If Oprah believed that would quiet the outrage, she was wrong. In an open letter published Wednesday on the site Literary Hub, 83 authors urged Oprah to reevaluate American Dirt as a main Oprah’s Book Club selection.
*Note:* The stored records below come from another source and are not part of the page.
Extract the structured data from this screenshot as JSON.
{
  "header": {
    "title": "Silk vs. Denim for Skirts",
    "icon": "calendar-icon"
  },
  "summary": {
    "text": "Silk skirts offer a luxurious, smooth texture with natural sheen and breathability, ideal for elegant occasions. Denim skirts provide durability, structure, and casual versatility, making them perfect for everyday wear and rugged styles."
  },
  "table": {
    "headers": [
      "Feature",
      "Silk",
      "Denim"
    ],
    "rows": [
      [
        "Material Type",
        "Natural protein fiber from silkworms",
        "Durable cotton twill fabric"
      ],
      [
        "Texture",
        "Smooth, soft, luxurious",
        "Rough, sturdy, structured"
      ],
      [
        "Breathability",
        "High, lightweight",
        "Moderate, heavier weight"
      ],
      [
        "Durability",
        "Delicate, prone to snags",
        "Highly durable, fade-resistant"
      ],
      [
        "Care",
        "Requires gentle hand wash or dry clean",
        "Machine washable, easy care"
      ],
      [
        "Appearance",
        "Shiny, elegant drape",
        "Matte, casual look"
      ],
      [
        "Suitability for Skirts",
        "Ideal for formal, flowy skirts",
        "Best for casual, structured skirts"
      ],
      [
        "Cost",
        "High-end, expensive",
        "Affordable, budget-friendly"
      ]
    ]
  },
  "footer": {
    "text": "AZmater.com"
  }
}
That number has actually given that grown to more than 100 authors.
” This is not a letter requiring silencing, nor censoring.”
” This is not a letter calling for silencing, nor censoring,” the authors composed. “But in a time of extensive false information, fearmongering, and white-supremacist propaganda associated to migration and to our border, in a time when adults and kids are dying in US immigration cages, we think that a novel messing up so badly in its representation of marginalized, oppressed people ought to not be lifted up.”
” We are asking just that you remove the influential imprimatur of Oprah’s Book Club, as you have in the past upon discovering that a book you ‘d championed wasn’t what it first appeared to be.”
In 2006, Oprah eliminated the book A Million Little Pieces from her club when it ended up being clear that the author, James Frey, had actually fabricated some parts the memoir.
The letter’s signatories include Tommy Orange, author of the Pulitzer Reward finalist book There There, Valeria Luiselli, MacArthur “genius” grant recipient and author of the novel Lost Children Archive, Jose Antonio Vargas, founder of the immigrant advocacy nonprofit Define American and author of Dear America: Notes of an Undocumented Citizen, and Myriam Gurba, a vocal critic of American Dirt and author of the narrative Mean
By Wednesday afternoon, hours after the signed letter was published, American Dirt‘s publisher Flatiron Books announced it had canceled Cummins’ book tour due to “ concerns about safety” Activists and critics had previously shared strategies online to go to Cummins’ events to question her about the book’s depiction of immigrants and Mexican culture, to name a few subjects.
Since the controversy over American Dirt emerged recently, Latinx authors have actually utilized the hashtag #DignidadLiteraria as a method of accentuating a “community of 60 million left off of bookshelves and out of the national discussion.” The dispute has likewise focused on the absence of variety in the publishing market, which Latinx authors mention as a crucial factor why American Dirt ended up being a literary juggernaut despite its many defects.
The letter’s signatories stressed that while it’s possible for authors to compose “outdoors” of their own experiences, such writers have a “duty to envision well, properly, and with complexity.”
” This letter is not composed to attack Cummins, a fellow author whose intents we can’t know,” they wrote. “But excellent intentions do not make excellent literature, particularly not when the execution is so malfunctioning, and the outcome so hazardous.”
UPDATE: Jan. 29, 2020, 1: 38 p.m. PST This story was upgraded to include the announcement that Flatiron Books had actually canceled the American Dirt book trip.